Central Bank Governor praises move towards green economy
Central Bank Governor Cleviston Haynes
Barbados Central Bank Governor Cleviston Haynes believes the move by the Mia Mottley administration to be less dependent on fossil fuels is a step in the right direction
Addressing the Bank’s 2019 Biogas Conference at the Courtney Blackman Grande Salle, he said the Caribbean was especially vulnerable to the environmental degradation that fossil fuels cause, with global warming increasing the region’s susceptibility to the hazards of climate change.
“A recent IMF blog quoted scientists as warning that in the absence of mitigating actions, global temperatures may rise by more than four degrees Celsius above pre-industrial revolution levels by the end of the century. This phenomenon will lead to inundation of low-lying island states and extreme weather events, the scientists predict. The attendant beach erosion would bode ill for our main tourism industry.
”Indeed, we in the Caribbean are among the top 25 most vulnerable nations exposed to shifting weather patterns and global climate change. And we have already started to experience the extreme weather conditions about which scientists warn. We only have to flashback to Dominica 2017 and recall how Irma and Maria wrecked our neighbour. Those storms wiped out over 200 per cent of Dominica’s GDP in fewer than two days. That is an astronomical cost to pay and requires sustained coordinated global action to minimise the impact on small island economies like ours,” Haynes said.
The governor also noted that the conference, which focused on Biodigestion: Benefits to Barbados, was not only important, but opportune, and necessary given that the focus of the national energy policy on shifting to the use of renewables and cutting reliance on fossil fuels.
“The government has announced an ambitious goal of 100 per cent reliance on renewables for energy generation by 2030. It is ambitious because at present only an estimated four per cent to six per cent of our energy needs are being met by renewables. It is ambitious because the transition requires significant investments. But ambitious it needs to be so that we can promote greater energy security, enhance our long term competitiveness and address the negative spillovers that accompany the use of fossil fuels.

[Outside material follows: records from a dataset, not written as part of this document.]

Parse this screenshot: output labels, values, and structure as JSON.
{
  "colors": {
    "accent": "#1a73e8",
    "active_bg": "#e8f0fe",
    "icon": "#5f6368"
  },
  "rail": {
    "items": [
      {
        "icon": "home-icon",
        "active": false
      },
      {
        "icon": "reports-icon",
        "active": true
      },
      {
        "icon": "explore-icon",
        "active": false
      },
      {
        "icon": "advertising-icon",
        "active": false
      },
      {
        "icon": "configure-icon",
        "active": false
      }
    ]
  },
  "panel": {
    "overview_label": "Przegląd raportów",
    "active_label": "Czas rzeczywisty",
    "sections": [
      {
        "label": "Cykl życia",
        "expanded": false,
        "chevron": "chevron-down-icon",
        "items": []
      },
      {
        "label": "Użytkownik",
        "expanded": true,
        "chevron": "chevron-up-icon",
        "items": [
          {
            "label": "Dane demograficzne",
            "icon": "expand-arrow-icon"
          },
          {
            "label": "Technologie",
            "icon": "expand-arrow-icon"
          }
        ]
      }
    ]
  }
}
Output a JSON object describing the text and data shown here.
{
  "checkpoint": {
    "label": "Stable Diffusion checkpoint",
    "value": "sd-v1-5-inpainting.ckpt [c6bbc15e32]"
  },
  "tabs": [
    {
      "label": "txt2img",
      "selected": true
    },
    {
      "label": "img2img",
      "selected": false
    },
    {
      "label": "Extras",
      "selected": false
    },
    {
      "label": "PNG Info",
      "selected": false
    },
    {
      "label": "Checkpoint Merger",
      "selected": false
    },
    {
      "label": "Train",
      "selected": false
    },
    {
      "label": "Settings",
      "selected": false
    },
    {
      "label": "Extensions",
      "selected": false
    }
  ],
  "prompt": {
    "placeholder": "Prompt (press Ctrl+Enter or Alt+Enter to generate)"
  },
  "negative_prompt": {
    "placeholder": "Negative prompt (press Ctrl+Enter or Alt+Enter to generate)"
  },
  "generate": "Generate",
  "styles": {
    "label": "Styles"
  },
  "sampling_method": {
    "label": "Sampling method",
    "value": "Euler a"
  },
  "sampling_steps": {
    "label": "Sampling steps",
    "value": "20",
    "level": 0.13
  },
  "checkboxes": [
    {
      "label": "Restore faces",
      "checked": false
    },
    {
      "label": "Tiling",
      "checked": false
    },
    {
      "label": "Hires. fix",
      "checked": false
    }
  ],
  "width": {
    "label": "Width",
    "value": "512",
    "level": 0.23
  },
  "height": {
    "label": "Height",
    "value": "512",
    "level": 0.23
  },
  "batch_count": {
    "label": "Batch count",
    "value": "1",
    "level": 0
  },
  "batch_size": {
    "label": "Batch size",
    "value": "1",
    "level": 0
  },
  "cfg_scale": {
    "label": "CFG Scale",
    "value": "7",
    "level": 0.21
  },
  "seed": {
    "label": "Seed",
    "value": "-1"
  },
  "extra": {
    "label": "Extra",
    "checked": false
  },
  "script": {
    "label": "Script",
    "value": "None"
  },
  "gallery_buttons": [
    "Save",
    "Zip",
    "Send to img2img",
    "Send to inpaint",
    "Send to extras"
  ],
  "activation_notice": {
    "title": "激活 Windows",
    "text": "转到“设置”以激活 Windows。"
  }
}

“. . . as we seek to promote greater stakeholder engagement in this process, it is important that we enhance our knowledge about how we can benefit from alternative energy sources such as solar, wind, hydro, and waste. We must see the shift to renewable energy in the context of leveraging our biological resources while building resilience: building environmental resilience, financial resilience, and economic resilience,” Haynes added.